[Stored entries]
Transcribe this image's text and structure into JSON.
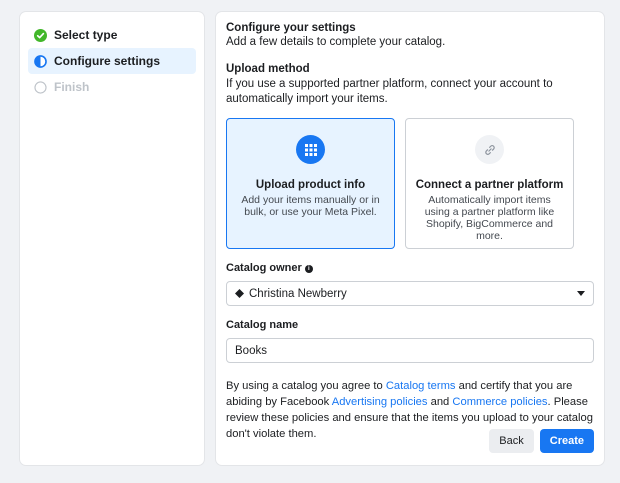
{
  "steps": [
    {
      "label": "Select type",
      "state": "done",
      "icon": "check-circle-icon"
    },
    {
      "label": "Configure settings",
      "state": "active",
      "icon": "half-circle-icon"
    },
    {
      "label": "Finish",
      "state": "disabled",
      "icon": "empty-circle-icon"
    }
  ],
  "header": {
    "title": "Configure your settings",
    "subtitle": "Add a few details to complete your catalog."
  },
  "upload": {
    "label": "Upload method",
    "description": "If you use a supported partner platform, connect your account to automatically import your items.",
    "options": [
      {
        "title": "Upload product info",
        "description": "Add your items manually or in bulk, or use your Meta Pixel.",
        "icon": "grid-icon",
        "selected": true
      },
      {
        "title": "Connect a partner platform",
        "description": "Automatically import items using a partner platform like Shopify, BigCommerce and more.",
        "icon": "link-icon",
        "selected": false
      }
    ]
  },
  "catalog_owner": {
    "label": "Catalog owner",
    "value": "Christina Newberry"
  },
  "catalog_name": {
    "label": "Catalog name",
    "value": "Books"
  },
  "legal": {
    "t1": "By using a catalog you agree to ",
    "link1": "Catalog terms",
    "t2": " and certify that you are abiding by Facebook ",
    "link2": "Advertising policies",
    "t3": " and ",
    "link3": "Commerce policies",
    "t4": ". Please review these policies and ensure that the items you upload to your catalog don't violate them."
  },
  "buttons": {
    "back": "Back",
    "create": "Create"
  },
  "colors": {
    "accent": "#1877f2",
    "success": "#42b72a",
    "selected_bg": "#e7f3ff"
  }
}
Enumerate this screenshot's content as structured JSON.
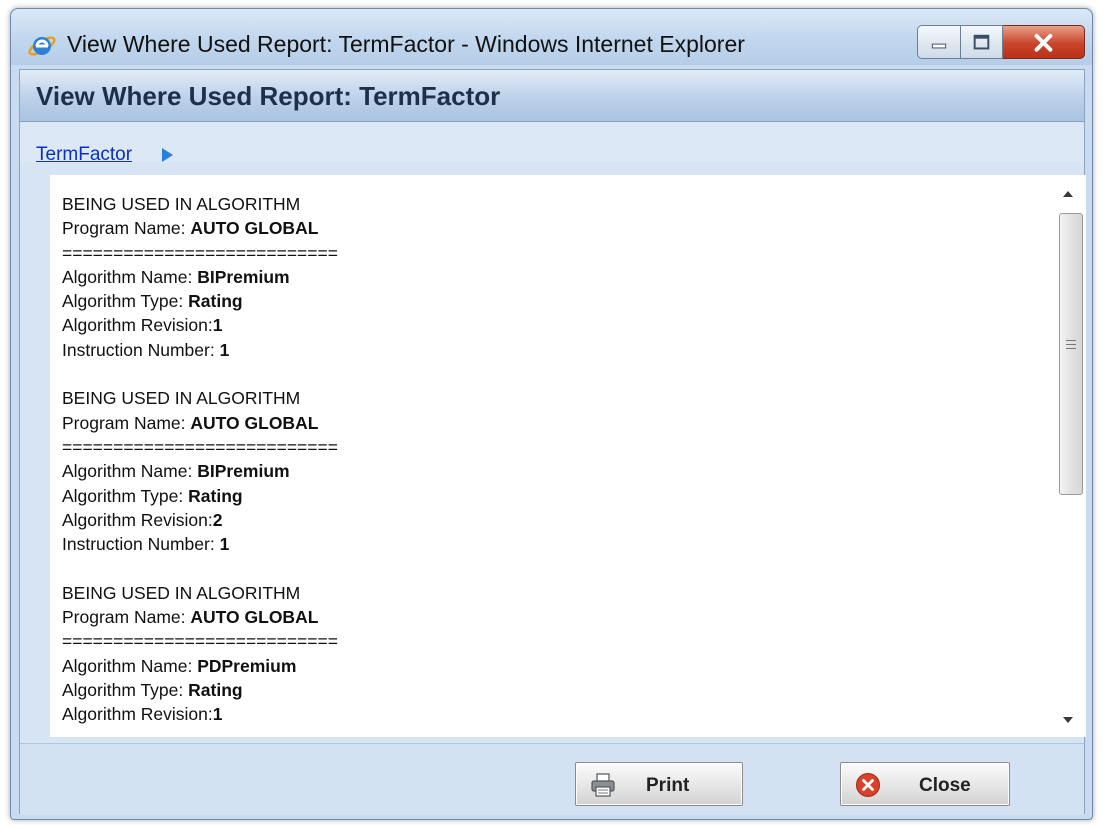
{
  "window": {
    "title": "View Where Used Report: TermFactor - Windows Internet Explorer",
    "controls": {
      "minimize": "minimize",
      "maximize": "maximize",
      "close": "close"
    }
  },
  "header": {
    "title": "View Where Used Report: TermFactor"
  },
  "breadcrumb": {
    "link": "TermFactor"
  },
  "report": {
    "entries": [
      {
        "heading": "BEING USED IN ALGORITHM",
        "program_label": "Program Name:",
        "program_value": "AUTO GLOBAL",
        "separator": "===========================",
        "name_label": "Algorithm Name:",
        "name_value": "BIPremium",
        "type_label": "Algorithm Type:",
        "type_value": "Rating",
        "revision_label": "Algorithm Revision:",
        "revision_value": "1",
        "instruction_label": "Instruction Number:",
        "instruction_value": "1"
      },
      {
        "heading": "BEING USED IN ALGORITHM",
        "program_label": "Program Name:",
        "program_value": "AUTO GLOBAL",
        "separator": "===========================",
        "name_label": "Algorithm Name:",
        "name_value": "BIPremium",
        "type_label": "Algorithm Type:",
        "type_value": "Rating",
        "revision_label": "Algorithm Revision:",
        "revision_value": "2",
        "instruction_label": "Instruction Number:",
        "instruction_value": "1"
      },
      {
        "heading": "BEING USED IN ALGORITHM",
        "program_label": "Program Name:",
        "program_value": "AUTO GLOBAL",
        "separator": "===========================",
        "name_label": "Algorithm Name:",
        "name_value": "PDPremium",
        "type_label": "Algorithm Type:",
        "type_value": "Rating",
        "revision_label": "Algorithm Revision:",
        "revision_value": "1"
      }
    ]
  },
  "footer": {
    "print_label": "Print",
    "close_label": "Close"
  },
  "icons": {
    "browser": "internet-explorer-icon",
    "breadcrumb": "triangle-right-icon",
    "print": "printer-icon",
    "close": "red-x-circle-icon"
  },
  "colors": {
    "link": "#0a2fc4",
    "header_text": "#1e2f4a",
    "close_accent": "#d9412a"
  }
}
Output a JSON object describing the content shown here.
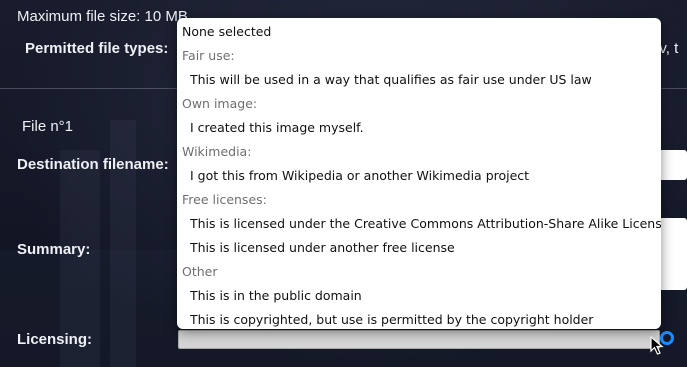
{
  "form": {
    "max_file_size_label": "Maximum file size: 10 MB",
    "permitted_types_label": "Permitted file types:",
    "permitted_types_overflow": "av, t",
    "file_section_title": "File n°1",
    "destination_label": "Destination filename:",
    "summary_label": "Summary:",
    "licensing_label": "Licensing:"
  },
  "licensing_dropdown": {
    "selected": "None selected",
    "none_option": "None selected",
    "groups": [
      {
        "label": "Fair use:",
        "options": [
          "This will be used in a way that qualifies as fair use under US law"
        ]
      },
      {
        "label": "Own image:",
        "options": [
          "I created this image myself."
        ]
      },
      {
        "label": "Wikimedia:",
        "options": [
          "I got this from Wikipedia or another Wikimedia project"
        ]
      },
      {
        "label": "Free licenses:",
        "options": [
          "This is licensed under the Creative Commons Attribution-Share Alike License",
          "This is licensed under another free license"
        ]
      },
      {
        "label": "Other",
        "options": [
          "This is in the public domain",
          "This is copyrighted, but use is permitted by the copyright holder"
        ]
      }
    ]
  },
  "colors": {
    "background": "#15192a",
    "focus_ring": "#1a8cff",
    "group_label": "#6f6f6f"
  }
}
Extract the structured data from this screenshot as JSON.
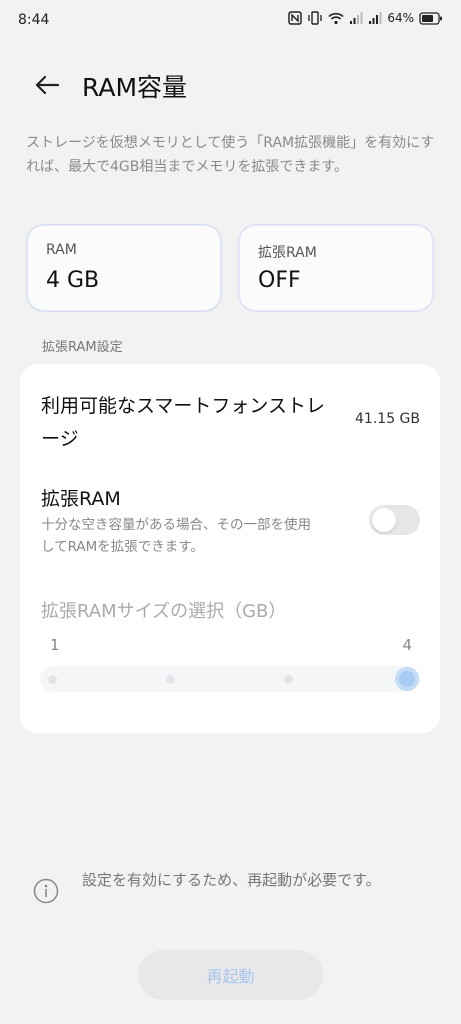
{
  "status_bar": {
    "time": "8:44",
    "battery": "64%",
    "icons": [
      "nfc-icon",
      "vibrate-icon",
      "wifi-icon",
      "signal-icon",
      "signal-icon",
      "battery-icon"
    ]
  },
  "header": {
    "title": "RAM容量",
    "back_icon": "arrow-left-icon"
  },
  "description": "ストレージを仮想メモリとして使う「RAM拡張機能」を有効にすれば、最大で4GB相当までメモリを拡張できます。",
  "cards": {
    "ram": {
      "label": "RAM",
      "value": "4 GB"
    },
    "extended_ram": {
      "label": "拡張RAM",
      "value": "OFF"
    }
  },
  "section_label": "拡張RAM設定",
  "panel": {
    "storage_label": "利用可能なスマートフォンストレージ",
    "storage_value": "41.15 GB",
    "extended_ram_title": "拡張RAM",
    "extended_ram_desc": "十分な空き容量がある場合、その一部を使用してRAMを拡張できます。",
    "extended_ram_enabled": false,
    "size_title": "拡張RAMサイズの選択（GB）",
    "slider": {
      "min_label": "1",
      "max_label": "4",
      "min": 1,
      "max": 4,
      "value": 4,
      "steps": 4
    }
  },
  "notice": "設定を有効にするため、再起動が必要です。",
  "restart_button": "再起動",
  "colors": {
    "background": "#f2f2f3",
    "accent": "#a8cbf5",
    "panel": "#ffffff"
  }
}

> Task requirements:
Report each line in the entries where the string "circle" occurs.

> Answer for the task:
      "icon": "check-circle-icon"
      "icon": "half-circle-icon"
      "icon": "empty-circle-icon"
    "close": "red-x-circle-icon"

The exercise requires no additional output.